LET me start this story by sharing an inscription written on a tomb in the crypts of Westminster Abbey in London, England.
“When I was young and free and my imagination had no limits, I dreamed of changing the world. As I grew older and wiser, I discovered the world would not change, so I shortened my sights somewhat and decided to change only my country.
But, it too, seemed immovable.
As I grew into my twilight years, in one last desperate attempt, I settled for changing only my family, those closest to me, but alas, they would have none of it.
And now as I lie on my deathbed, I suddenly realize: If I had only changed myself first, then by example I would have changed my family.
From their inspiration and encouragement, I would then have been able to better my country and, who knows, I may have even changed the world.”
Those of us in our twilight years can readily grasp the message of that inscription, never mind if it sounds rather tragic. The wisdom it brings, we must not hesitate to share and teach to our sons and daughters, the world needs them more than ever. The sooner they learn and validate it early on by reading and/or by experience, the better. It should make living easier, fun, and amazing for them, I hope.
Every day, in our relationships, communities, and workplaces, we look at people beside us and demand or ask that they behave or act according to our wishes, desires, and expectations of them. We may grant that is normal. But what we expect from others, do we expect the same from ourselves.
While processing the inscription above, Rudyard Kipling’s poem, entitled “If” was coming back to mind. For the youth among us, the poem lists a series of abilities, habits, and virtues, that each man or woman must possess to attain nobility and some measure of character.
The message of the poem cautions against human shortcomings like greed and egotism. It advises grace and calm in the face of pressure. It urges productivity in life and not putting yourself above or below anyone else. It places before the reader a path of constant vigilance to the pursuit of virtue and the achievement of manhood (character).
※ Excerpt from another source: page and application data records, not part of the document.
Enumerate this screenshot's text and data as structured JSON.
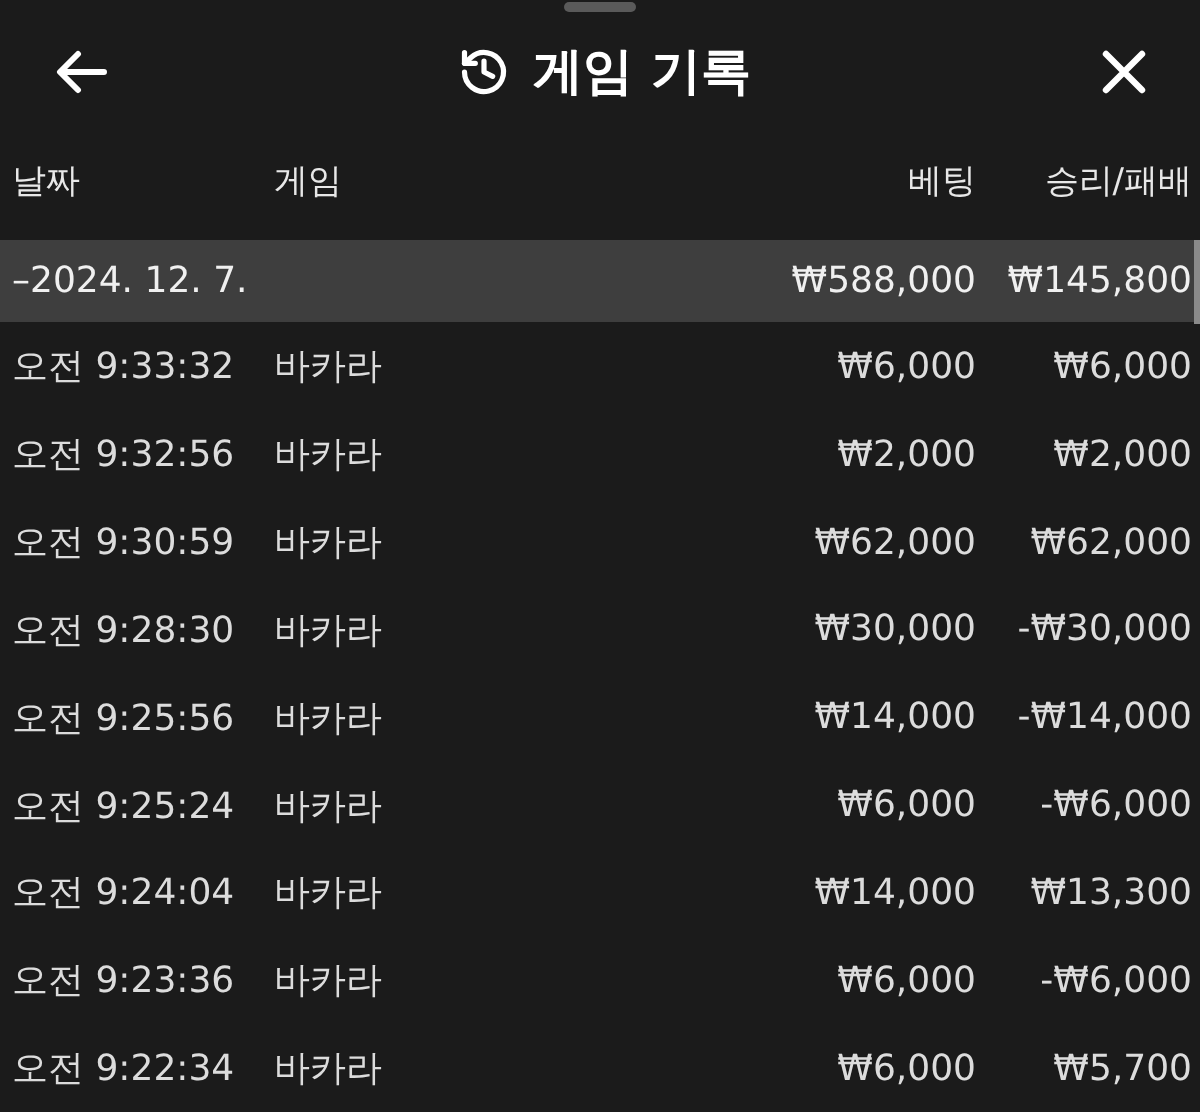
{
  "header": {
    "title": "게임 기록"
  },
  "columns": [
    "날짜",
    "게임",
    "베팅",
    "승리/패배"
  ],
  "group": {
    "date": "–2024. 12. 7.",
    "bet": "₩588,000",
    "result": "₩145,800"
  },
  "rows": [
    {
      "time": "오전 9:33:32",
      "game": "바카라",
      "bet": "₩6,000",
      "result": "₩6,000"
    },
    {
      "time": "오전 9:32:56",
      "game": "바카라",
      "bet": "₩2,000",
      "result": "₩2,000"
    },
    {
      "time": "오전 9:30:59",
      "game": "바카라",
      "bet": "₩62,000",
      "result": "₩62,000"
    },
    {
      "time": "오전 9:28:30",
      "game": "바카라",
      "bet": "₩30,000",
      "result": "-₩30,000"
    },
    {
      "time": "오전 9:25:56",
      "game": "바카라",
      "bet": "₩14,000",
      "result": "-₩14,000"
    },
    {
      "time": "오전 9:25:24",
      "game": "바카라",
      "bet": "₩6,000",
      "result": "-₩6,000"
    },
    {
      "time": "오전 9:24:04",
      "game": "바카라",
      "bet": "₩14,000",
      "result": "₩13,300"
    },
    {
      "time": "오전 9:23:36",
      "game": "바카라",
      "bet": "₩6,000",
      "result": "-₩6,000"
    },
    {
      "time": "오전 9:22:34",
      "game": "바카라",
      "bet": "₩6,000",
      "result": "₩5,700"
    }
  ]
}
Almost like the inscription on the tomb, Kipling’s message is clear even if he did not express it in his poem. To change the world, to be of influence to others, start with yourself.
He suggests that is best done, while you are young so that at old age you would not try to justify your existence digesting your failures in life as lessons in defeat.
I think Robert Frost, in a poem that you may remember from grade school, knows why that is so. He wrote ... “So dawn goes down today. Nothing gold can stay.”
Our lives like time flowing past us like a river. Everything fades fast and gone. It is foolish to feel important, indignant, or distressed as if we can “live forever young,” and the things that irritate us will last a lifetime. What matters is rather philosophical.
It would be nice if we could change the world around us to our liking, but would people appreciate or like what we wanted to be done. The best way to teach others about our good ideas and ways is to demonstrate it with our own lives.
We do not have the luxury of time to do this, and the results may not be perfect. I know that too but I take comfort in the fact that by pursuing this tact, I personally encounter and experience ideas, knowledge, and wisdom about phenomena, and the issues and concerns of life. Unless we have knowledge of pain, how do we understand comfort? Just as there is no cold without hot, there is no light without darkness. And our dreams to live “forever young” or die quickly, find illumination, beauty, and justice with the reality that all will inevitably pass, save but the inscriptions on our tombs or in the memories of our families and friends.
Human existence is a long drawn out lessons in defeat. And that is wonderful?